REQUIRED WORK
Look through the data below and show every line that includes "Читатели".

GIVEN RECORDS
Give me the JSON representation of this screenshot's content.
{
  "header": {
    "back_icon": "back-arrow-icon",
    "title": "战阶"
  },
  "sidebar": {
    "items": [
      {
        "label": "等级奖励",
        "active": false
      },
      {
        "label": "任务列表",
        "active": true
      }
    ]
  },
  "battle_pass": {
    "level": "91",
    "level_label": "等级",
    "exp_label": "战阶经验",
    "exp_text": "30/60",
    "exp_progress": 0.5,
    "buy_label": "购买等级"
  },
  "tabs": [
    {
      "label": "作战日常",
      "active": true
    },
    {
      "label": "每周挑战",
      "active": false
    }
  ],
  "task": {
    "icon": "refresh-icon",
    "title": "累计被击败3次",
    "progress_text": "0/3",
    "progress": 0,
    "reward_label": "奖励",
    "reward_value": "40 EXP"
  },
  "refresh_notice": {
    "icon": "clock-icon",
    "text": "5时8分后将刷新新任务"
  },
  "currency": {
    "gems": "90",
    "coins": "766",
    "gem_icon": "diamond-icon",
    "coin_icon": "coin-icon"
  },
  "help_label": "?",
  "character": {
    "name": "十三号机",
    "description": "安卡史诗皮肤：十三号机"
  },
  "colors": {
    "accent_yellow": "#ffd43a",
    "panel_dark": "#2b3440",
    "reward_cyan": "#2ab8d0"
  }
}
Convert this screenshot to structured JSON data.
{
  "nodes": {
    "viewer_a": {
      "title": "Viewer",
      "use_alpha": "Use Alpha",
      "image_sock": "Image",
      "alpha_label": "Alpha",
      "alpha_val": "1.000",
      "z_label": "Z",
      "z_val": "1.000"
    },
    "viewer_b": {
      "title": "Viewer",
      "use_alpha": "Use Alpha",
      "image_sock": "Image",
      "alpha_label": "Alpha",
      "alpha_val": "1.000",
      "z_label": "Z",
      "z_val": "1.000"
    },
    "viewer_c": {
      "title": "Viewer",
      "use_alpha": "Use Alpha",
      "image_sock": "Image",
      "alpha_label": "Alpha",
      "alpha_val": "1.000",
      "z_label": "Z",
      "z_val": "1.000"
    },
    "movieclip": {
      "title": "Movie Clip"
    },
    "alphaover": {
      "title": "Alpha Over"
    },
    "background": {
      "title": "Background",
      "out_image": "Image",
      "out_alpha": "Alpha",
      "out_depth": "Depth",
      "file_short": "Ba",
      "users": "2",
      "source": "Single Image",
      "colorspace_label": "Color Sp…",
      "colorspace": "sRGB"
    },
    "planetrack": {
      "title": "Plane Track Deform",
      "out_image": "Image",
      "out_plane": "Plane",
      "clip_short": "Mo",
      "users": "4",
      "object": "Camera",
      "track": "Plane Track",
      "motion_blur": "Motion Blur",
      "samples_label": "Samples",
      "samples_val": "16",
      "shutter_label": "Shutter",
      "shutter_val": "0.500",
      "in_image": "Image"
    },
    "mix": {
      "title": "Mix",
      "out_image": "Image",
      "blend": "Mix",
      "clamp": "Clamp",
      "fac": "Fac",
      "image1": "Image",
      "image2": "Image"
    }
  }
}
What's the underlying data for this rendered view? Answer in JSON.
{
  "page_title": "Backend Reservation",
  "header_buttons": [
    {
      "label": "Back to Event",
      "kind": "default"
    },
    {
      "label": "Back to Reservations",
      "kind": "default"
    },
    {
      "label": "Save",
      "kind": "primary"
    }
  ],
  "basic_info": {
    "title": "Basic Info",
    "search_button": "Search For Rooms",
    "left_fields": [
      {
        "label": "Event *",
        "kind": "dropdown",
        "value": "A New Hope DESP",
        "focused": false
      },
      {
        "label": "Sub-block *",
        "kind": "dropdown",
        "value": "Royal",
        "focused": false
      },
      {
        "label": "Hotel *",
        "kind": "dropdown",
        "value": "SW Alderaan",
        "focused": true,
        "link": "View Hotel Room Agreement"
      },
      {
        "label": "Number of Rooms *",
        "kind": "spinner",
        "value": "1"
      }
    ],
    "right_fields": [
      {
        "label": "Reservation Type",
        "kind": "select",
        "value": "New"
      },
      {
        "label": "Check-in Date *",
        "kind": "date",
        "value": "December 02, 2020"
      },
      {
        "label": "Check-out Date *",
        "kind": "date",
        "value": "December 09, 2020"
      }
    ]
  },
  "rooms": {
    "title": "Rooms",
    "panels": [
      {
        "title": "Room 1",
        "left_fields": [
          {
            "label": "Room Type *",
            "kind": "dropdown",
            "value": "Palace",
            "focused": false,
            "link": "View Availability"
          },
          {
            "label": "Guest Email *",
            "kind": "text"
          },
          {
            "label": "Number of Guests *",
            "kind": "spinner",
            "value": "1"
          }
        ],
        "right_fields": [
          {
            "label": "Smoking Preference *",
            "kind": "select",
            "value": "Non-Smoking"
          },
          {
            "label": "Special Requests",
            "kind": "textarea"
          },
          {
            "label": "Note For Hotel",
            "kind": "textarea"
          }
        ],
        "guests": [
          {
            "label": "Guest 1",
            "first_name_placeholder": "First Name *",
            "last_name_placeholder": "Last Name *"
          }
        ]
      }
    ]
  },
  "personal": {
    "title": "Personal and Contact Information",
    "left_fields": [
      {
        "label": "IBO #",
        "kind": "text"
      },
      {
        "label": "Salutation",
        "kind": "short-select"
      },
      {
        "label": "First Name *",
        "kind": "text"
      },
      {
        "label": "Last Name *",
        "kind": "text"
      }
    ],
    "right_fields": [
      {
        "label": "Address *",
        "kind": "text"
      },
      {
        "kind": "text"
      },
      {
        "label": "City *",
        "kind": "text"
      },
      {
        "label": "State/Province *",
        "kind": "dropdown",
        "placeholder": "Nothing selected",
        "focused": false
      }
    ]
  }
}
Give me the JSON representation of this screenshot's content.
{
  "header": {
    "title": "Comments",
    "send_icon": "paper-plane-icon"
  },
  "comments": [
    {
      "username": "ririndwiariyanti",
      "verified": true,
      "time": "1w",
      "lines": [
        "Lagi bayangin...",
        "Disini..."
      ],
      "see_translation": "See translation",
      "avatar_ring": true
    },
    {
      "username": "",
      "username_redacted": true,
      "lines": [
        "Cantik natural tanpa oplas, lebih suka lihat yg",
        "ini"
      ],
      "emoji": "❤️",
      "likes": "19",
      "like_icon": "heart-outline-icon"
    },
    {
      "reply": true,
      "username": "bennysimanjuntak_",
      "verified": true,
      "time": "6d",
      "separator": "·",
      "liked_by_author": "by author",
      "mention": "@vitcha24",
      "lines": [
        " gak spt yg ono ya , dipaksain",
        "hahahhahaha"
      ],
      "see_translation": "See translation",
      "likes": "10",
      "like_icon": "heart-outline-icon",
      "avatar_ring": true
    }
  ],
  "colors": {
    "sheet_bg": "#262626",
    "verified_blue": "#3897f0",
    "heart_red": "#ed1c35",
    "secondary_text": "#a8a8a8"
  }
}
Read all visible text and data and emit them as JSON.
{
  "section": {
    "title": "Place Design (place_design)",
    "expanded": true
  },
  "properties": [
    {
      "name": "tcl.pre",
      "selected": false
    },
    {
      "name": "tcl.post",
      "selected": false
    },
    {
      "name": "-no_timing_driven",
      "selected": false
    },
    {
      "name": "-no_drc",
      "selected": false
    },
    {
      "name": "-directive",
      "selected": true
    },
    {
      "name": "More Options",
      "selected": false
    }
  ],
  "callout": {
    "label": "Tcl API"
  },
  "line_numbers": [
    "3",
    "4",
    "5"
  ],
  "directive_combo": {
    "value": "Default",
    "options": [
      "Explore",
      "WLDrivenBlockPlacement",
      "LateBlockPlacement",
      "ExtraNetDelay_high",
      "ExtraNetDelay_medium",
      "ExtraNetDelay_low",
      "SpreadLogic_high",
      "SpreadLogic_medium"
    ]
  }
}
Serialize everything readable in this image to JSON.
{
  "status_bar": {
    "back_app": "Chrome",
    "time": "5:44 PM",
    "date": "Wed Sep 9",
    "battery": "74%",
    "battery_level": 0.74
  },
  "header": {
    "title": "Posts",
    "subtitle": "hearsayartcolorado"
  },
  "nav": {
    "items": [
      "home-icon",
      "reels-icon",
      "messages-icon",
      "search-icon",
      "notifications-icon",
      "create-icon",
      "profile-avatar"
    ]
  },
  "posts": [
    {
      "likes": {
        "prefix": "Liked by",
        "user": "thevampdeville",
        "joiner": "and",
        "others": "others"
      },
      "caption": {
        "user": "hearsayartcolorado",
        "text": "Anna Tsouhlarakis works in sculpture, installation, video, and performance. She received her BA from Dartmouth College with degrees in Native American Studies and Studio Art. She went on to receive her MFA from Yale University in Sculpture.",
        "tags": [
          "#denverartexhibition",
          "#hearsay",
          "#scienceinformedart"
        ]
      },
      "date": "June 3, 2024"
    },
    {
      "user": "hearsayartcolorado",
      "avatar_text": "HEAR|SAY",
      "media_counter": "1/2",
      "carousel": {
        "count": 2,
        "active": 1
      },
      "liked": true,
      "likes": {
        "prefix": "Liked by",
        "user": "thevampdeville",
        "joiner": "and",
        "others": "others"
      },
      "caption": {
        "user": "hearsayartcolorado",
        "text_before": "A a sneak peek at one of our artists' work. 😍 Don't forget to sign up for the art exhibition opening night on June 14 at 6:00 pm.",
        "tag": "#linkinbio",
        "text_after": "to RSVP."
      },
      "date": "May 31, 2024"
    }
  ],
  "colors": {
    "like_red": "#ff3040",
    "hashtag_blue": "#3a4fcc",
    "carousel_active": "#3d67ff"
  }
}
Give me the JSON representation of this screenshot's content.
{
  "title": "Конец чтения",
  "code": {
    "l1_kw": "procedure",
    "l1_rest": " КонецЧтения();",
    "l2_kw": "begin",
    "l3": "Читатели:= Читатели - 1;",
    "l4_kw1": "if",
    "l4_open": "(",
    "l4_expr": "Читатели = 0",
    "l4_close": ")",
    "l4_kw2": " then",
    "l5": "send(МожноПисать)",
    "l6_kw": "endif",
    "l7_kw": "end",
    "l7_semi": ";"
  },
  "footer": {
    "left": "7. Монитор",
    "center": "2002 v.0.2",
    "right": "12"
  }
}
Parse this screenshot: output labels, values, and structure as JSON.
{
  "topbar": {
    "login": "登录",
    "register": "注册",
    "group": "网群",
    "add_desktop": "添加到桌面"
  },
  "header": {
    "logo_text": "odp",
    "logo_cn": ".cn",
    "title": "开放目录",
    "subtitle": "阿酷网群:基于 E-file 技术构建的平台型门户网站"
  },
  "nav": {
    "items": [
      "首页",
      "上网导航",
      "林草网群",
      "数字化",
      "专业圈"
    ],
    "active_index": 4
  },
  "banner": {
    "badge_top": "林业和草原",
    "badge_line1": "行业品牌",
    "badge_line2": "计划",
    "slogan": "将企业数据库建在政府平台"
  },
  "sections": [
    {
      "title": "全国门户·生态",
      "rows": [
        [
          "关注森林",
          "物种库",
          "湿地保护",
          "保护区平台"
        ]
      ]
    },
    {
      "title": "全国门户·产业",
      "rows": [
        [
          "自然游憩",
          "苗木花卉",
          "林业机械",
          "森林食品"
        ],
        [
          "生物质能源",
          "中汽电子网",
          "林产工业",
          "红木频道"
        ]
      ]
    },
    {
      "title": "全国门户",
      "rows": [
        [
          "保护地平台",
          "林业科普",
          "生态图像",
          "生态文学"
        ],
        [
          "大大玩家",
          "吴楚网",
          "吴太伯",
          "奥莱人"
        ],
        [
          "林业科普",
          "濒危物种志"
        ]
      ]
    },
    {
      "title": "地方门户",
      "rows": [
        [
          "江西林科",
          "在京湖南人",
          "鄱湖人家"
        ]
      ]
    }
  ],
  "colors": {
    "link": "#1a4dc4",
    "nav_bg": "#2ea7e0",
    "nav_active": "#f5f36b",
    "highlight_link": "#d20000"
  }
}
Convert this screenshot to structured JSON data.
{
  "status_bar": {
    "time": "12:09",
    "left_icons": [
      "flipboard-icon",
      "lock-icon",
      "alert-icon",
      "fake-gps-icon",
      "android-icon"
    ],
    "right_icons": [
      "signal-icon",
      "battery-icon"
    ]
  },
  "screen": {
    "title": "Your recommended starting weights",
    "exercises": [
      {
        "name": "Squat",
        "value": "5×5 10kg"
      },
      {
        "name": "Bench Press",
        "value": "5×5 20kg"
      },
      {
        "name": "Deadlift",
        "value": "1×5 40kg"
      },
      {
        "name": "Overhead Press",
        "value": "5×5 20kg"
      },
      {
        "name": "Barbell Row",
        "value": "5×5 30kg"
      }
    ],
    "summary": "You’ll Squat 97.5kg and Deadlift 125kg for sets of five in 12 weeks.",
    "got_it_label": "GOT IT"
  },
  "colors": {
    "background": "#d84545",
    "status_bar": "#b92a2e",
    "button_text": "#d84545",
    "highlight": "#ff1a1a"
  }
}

OUTPUT OF THE TASK
    "l3": "Читатели:= Читатели - 1;",
    "l4_expr": "Читатели = 0",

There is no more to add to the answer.